SUPPLIED RECORDS:
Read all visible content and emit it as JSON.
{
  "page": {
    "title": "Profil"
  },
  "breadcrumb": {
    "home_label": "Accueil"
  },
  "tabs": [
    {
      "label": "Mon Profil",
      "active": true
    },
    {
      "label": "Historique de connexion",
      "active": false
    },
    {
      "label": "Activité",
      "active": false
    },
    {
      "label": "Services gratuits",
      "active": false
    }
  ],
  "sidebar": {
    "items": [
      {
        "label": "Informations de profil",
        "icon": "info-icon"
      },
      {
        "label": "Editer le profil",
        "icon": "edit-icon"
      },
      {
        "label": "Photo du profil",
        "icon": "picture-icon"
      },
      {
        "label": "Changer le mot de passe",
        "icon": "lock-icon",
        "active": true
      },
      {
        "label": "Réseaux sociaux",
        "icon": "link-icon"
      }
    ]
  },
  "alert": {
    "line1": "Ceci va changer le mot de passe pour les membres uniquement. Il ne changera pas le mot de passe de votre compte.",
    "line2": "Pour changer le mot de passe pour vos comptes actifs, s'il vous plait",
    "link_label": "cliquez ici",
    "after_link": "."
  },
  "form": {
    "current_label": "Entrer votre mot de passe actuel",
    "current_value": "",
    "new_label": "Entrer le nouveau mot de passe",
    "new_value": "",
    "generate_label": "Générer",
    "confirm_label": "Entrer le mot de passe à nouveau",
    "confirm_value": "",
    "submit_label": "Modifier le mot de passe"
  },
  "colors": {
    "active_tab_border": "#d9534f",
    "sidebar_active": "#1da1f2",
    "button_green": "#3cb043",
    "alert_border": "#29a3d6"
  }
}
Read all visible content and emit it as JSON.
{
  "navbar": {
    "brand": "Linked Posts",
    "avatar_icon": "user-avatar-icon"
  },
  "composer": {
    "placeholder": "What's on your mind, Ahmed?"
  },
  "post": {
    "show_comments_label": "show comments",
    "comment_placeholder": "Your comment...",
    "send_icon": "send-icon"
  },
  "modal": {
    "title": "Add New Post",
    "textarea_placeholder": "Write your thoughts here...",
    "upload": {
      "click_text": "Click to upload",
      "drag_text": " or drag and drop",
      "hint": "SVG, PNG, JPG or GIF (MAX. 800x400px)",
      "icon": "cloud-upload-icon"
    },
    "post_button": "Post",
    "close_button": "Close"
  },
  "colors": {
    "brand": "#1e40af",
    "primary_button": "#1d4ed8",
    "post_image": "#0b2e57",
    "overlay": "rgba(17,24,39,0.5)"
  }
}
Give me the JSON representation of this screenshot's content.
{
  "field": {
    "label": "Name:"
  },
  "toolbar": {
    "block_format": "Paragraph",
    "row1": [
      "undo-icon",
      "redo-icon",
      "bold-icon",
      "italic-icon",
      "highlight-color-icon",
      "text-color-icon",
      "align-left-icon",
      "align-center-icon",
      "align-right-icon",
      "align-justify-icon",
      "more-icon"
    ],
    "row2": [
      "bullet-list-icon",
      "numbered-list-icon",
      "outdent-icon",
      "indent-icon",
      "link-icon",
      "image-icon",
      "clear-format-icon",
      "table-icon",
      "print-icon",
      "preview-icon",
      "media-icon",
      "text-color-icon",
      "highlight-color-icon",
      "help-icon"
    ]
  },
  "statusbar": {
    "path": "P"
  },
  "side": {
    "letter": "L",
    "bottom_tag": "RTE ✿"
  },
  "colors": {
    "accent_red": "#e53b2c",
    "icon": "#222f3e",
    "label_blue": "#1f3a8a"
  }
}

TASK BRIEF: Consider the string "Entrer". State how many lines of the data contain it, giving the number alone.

ANSWER FOR THE TASK: 3